From economic to fiscal policies, the emerging countries have a lot to teach the West. The question is, will the West learn from the ideas of these emerging market countries?
After the Mexican peso crisis of almost a year ago, many investors, even some of those once buoyant about the new frontiers, began to doubt the enduring soundness of these countries and the wisdom of investing in these markets. But like most stereotypes, these impressions don't fit reality.
Among the lessons these nations can teach the West are the importance of openness to foreign portfolio investment, privatizing to make products and services more competitive and to reduce government fiscal deficits and corruption, policies to lower taxes, and better financed pensions, specifically terribly underfunded social security systems.
Another issue is the growing stock-market capitalization of the emerging nations, many of which are bigger than those of many developed nations, and because of their growing populations offer better potentially long-term growth prospects.
As part of their programs to revive their poorly performing economies beginning in the 1980s, many of these emerging nations opened their stock markets to foreign portfolio investors, eliminating many restrictions on stock ownership and trading.

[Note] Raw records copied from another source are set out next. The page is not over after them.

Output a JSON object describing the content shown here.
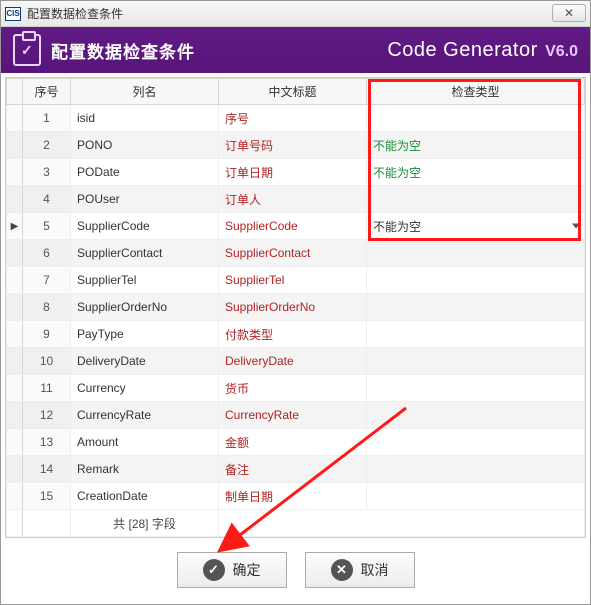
{
  "window": {
    "app_icon_text": "CIS",
    "title": "配置数据检查条件"
  },
  "banner": {
    "title": "配置数据检查条件",
    "brand": "Code Generator",
    "version": "V6.0"
  },
  "grid": {
    "headers": {
      "index": "序号",
      "col_name": "列名",
      "cn_title": "中文标题",
      "check_type": "检查类型"
    },
    "rows": [
      {
        "idx": "1",
        "name": "isid",
        "cn": "序号",
        "check": "",
        "marker": false,
        "dropdown": false
      },
      {
        "idx": "2",
        "name": "PONO",
        "cn": "订单号码",
        "check": "不能为空",
        "marker": false,
        "dropdown": false
      },
      {
        "idx": "3",
        "name": "PODate",
        "cn": "订单日期",
        "check": "不能为空",
        "marker": false,
        "dropdown": false
      },
      {
        "idx": "4",
        "name": "POUser",
        "cn": "订单人",
        "check": "",
        "marker": false,
        "dropdown": false
      },
      {
        "idx": "5",
        "name": "SupplierCode",
        "cn": "SupplierCode",
        "check": "不能为空",
        "marker": true,
        "dropdown": true
      },
      {
        "idx": "6",
        "name": "SupplierContact",
        "cn": "SupplierContact",
        "check": "",
        "marker": false,
        "dropdown": false
      },
      {
        "idx": "7",
        "name": "SupplierTel",
        "cn": "SupplierTel",
        "check": "",
        "marker": false,
        "dropdown": false
      },
      {
        "idx": "8",
        "name": "SupplierOrderNo",
        "cn": "SupplierOrderNo",
        "check": "",
        "marker": false,
        "dropdown": false
      },
      {
        "idx": "9",
        "name": "PayType",
        "cn": "付款类型",
        "check": "",
        "marker": false,
        "dropdown": false
      },
      {
        "idx": "10",
        "name": "DeliveryDate",
        "cn": "DeliveryDate",
        "check": "",
        "marker": false,
        "dropdown": false
      },
      {
        "idx": "11",
        "name": "Currency",
        "cn": "货币",
        "check": "",
        "marker": false,
        "dropdown": false
      },
      {
        "idx": "12",
        "name": "CurrencyRate",
        "cn": "CurrencyRate",
        "check": "",
        "marker": false,
        "dropdown": false
      },
      {
        "idx": "13",
        "name": "Amount",
        "cn": "金额",
        "check": "",
        "marker": false,
        "dropdown": false
      },
      {
        "idx": "14",
        "name": "Remark",
        "cn": "备注",
        "check": "",
        "marker": false,
        "dropdown": false
      },
      {
        "idx": "15",
        "name": "CreationDate",
        "cn": "制单日期",
        "check": "",
        "marker": false,
        "dropdown": false
      }
    ],
    "footer": "共 [28] 字段"
  },
  "buttons": {
    "ok": "确定",
    "cancel": "取消"
  }
}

One notable exception is Chile. A leader among these nations in free-market policies, it still has some restrictions on short-term trading by foreigners.
Likewise, many of these nations have opened up their corporate governance process. The same cannot be said in these areas for such Western countries as Germany or Switzerland or France or Japan. These nations in various ways restrict trading or corporate governance; these nations restrict foreign portfolio trading or, through sizable holdings by banking institutions or crossholdings of other industrial corporations, give investors little voice in proxy issues.
The developed nations have been for the most part slower to embrace privatization than many of the emerging nations. In turn, many countries in Western Europe as well as Canada, among other industrial nations, continue to see burgeoning fiscal deficits. Even the United States faces a government shutdown on the principle of whether the deficit should be eliminated. Many of these developed countries still prefer high taxes as a way to finance these deficits, refusing to recognize the drain on their economies. Some German companies are shifting business overseas to avoid the stifling taxes and regulations.
Investors have understood the lingering troubles in the developed countries. As Ullrich S. Moser, president of Moser Advisors Inc., Stamford, Conn., pointed out in his Nov. 13 commentary, the MSCI EAFE index underperformed the Standard & Poor's 500 Stock Index during the past 10 years. Worse, many of these countries show little sign of getting a grip on their problems.